The issues that characterise Ozone HD are nowhere near as grave, yet a rudimentary parallel can be drawn between the up-scaling of this iPhone original and the widening holes in our skies.
Quirks that could be written off on iPhone have become glaring inadequacies on iPad and the demands of a larger system introduce new concerns. While the game remains playable, Ozone HD depletes itself with this unpolished port.Tap to live, tilt to die
In spite of such a heavy introduction, Ozone HD is light fare. Guiding an airy sphere through 50-plus levels of top-down platforming action is your goal, with each set of levels tied to an environmental theme.
Ethereal Earth, fiery Vulcan, fluid Ocean, and expansive Space - these simple themes have been brought to life with beautifully detailed levels bursting with colour and style.
Although Ozone HD may appear like one in a sea of ball-rolling games, it's actually not controlled with the accelerometer. On the contrary, taps of a stationary analogue stick propel your air sphere.

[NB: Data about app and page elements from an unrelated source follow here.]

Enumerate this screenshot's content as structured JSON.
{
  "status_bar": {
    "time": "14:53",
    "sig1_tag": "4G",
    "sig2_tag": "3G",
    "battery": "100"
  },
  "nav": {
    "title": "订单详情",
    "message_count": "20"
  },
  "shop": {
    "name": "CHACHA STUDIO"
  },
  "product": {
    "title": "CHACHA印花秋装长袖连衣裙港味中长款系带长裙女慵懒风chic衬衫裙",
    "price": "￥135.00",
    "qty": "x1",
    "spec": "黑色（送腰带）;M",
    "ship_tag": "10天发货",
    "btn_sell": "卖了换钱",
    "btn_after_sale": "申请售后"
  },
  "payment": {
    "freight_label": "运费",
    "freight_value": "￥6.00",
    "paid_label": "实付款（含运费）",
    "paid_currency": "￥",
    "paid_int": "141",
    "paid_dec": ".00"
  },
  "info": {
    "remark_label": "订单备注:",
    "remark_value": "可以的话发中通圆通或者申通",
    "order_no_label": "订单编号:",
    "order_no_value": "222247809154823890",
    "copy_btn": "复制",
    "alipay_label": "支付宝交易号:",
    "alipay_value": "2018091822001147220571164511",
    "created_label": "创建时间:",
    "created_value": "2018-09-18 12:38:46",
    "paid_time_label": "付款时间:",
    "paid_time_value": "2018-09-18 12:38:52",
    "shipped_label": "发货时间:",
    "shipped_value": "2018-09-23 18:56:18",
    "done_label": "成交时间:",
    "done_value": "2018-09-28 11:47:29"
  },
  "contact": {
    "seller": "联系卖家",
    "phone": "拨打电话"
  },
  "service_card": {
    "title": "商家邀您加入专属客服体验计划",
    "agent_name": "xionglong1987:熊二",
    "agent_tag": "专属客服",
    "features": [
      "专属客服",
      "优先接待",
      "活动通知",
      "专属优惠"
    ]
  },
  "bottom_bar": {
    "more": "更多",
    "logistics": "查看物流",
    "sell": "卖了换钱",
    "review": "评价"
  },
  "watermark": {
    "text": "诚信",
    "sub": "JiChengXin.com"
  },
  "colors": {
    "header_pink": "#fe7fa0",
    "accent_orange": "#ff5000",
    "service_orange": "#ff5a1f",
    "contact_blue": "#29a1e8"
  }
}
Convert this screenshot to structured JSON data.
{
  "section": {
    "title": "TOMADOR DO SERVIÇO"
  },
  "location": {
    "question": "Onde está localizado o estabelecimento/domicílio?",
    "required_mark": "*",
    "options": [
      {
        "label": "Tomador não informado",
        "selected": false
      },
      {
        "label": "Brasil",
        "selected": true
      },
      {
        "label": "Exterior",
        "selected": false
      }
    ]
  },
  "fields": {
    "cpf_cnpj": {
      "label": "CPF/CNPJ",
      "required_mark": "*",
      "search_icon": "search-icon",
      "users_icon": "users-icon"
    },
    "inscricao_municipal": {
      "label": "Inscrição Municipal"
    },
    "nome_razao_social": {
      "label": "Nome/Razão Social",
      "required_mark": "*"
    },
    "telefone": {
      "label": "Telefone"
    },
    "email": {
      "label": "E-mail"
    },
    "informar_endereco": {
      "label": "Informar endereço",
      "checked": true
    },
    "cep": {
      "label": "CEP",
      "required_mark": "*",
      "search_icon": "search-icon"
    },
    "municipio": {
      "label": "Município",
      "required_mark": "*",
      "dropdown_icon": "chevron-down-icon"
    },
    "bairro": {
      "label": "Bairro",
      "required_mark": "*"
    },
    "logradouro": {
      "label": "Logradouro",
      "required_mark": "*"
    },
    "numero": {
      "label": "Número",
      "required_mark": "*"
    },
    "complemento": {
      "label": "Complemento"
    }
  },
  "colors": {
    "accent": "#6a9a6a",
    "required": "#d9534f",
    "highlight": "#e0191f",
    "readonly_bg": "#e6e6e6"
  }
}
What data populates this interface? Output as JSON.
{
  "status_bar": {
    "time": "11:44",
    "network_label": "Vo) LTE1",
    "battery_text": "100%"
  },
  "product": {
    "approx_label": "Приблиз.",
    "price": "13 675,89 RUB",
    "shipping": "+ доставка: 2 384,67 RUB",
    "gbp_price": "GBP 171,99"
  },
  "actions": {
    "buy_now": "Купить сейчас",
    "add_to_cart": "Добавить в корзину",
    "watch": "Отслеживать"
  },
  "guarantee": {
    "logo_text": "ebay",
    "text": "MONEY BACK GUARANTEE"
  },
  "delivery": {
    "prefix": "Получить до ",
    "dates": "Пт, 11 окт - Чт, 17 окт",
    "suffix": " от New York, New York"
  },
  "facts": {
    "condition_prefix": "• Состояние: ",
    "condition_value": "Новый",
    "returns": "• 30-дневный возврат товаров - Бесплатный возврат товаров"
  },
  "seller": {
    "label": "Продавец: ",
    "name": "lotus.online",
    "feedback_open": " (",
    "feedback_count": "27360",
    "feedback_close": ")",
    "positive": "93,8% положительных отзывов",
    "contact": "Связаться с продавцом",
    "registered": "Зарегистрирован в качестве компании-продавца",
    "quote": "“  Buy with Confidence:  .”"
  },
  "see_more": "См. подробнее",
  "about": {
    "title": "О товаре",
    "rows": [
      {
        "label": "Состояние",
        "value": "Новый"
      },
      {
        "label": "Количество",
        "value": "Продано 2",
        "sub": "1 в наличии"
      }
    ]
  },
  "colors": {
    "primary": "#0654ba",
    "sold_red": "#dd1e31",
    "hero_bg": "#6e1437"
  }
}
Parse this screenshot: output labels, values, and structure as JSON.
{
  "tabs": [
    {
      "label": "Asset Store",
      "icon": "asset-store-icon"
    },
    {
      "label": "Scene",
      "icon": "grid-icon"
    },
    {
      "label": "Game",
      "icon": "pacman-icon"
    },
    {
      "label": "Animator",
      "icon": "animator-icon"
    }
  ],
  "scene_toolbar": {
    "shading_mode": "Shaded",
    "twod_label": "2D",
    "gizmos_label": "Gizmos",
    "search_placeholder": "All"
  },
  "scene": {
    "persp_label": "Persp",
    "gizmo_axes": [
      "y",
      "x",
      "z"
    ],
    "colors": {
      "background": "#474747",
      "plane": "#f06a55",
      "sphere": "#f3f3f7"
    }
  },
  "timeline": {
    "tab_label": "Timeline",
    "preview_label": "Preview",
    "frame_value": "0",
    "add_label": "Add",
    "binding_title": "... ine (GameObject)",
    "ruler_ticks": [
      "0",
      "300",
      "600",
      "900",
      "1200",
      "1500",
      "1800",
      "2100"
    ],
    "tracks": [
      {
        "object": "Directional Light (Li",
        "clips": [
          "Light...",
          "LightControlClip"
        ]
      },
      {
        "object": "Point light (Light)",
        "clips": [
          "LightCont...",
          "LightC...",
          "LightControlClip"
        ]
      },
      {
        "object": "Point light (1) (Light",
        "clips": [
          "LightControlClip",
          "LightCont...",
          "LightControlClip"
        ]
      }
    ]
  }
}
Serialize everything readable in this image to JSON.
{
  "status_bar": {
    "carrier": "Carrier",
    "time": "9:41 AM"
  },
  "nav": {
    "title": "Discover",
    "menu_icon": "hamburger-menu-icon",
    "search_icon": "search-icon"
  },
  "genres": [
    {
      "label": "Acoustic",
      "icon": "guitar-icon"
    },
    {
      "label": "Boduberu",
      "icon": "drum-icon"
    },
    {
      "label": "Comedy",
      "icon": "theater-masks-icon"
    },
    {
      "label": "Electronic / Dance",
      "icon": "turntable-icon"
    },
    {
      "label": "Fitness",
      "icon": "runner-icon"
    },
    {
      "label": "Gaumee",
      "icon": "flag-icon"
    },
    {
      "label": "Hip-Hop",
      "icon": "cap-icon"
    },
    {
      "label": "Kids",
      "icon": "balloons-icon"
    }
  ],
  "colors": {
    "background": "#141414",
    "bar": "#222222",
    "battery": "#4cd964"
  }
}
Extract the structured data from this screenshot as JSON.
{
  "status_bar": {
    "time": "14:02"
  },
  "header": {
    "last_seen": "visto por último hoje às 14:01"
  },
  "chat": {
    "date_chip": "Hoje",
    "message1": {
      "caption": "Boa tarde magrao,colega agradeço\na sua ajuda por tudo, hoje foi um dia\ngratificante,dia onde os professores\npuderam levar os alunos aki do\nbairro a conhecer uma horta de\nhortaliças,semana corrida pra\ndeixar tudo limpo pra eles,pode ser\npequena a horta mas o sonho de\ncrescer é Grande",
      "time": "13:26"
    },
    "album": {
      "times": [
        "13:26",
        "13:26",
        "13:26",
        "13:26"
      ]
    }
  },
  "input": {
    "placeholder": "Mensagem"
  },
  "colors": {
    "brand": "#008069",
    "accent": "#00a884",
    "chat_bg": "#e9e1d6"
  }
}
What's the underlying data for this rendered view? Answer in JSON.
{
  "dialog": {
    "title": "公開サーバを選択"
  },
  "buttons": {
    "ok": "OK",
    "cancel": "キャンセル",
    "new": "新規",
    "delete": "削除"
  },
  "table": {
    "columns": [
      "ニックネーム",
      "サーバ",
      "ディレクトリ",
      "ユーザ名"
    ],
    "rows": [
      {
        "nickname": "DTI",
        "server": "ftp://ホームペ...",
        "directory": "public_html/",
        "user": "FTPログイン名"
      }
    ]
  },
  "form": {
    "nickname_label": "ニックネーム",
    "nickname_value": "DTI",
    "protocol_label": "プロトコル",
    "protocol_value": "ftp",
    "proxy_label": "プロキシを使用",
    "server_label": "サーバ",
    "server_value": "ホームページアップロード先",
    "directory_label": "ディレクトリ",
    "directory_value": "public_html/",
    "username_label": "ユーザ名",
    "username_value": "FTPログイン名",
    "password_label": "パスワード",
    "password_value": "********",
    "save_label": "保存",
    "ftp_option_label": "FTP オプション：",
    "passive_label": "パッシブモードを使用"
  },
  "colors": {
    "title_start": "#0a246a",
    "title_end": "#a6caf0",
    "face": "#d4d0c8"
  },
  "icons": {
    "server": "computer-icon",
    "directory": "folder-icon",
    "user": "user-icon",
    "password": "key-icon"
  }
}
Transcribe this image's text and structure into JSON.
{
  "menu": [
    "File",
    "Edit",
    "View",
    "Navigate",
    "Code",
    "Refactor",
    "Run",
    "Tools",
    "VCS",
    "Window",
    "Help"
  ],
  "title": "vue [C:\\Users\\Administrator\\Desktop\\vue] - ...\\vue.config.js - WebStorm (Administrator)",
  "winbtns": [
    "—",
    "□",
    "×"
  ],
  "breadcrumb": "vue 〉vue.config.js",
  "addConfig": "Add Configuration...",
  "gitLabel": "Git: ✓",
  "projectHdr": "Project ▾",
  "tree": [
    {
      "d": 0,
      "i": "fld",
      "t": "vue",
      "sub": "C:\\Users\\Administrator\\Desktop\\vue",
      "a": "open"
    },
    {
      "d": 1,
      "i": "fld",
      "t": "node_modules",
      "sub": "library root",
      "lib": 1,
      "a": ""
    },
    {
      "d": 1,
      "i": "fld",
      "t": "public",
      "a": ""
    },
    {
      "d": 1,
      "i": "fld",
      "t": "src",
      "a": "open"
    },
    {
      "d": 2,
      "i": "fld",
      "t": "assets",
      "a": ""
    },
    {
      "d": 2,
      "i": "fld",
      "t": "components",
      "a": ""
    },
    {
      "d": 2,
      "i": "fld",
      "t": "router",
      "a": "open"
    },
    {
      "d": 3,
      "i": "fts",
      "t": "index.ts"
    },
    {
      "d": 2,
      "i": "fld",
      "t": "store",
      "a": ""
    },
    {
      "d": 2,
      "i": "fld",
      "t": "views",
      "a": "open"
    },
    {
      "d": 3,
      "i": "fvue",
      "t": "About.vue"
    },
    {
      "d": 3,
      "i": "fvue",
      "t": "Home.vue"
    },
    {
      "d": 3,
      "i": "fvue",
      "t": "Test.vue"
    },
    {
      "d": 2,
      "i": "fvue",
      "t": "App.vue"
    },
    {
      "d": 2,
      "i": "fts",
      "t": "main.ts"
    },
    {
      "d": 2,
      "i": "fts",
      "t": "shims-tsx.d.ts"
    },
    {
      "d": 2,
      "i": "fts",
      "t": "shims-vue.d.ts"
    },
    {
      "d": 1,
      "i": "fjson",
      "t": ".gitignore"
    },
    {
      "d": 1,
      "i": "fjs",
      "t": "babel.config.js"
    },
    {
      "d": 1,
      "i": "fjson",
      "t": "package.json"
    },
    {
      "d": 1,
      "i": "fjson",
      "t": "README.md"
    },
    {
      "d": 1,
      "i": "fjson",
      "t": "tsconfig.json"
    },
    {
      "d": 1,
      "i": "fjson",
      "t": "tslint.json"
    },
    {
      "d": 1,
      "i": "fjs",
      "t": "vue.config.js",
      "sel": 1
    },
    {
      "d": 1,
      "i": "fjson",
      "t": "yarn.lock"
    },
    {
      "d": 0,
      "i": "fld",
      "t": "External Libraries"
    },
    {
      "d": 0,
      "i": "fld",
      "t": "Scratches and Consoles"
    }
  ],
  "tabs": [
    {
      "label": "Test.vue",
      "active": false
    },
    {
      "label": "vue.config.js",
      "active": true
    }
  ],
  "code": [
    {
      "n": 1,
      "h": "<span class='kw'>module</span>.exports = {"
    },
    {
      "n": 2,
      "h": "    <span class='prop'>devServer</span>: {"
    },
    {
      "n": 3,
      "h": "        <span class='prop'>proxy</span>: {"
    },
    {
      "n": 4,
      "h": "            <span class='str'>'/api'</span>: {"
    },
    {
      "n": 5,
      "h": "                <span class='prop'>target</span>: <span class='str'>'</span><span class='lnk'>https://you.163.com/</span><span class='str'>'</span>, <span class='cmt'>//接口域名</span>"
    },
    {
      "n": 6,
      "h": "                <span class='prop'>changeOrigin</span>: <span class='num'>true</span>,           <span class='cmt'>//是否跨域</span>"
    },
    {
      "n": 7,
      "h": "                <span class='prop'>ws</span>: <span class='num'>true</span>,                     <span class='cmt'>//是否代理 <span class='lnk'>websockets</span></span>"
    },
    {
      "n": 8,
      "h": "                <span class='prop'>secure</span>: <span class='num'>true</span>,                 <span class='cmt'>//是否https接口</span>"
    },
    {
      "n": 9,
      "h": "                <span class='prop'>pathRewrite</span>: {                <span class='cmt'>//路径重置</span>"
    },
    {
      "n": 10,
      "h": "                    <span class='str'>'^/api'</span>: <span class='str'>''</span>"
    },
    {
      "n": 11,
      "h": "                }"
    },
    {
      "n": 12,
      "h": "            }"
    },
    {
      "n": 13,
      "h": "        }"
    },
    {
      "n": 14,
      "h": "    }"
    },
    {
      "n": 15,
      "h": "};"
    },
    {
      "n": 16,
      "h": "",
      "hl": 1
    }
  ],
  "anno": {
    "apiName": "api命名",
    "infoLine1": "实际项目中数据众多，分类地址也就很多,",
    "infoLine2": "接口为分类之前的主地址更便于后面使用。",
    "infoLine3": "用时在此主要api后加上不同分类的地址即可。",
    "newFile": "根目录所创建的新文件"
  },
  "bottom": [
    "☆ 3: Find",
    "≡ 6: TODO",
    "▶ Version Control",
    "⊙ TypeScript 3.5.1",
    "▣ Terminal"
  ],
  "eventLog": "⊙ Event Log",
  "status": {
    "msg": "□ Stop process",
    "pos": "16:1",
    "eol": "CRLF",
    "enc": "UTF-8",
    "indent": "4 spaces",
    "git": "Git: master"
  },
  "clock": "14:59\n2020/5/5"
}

Momentum is key, because as you move air is lost and your sphere shrinks. A gauge at the top of the screen lets you know how much air remains, acting much like a health gauge.
Presentation is the game's strongest point. It's not just pretty, but easily the best iPhone-to-iPad conversion to date. Either developer Geardome thought ahead and created high-resolution assets when working on the iPhone version or they're masterful engineers able to up-scale with minimal loss in visual quality. Whatever the case, Ozone HD is one fine-looking game.Grasping air
You can tell that by just looking at screenshots, though you should also be able to identify one of the game's flaws the same way. Notice the position of the analogue stick and buttons: high and centre.
While it's fine to recommend a default control scheme, Ozone HD offers no options for customising the interface. You're stuck with this uncomfortable setup and there's no reason it should be this way. The ability to reposition the buttons anywhere on the screen would improve playability greatly.
There are other problems, one in particular regarding the game design as originally conceived for iPhone. Weapons used to eliminate enemies such as radial saw blades and wall-mounted turrets are either automatically activated - as is the case with lightning - or actively triggered with a tap - as with the plasma cannon. Shots are annoyingly tied to your direction of movement, which makes for cumbersome aiming.Scattered clouds
While the level design is generally quite good, a few stages that felt unfair on iPhone are glaringly so here on iPad. Excessively tight corridors lined with spikes and enemies capable of grabbing your sphere with a tractor beam create frustrating moments. Fortunately, these instances are few and far between and the whole of Ozone HD is a blast to play.
That's only if you manage to avoid a crippling bug that results in save data disappearing or the rare crash to the home screen. After experiencing the former once, it never appeared again thankfully.
Still, such a flaw is emblematic of a game that hasn't been thoroughly optimised for iPad. Consider the unpolished controls and lack of options along with it and Ozone HD has seemingly depleted the gains made by its lovely presentation and satisfyingly straightforward gameplay.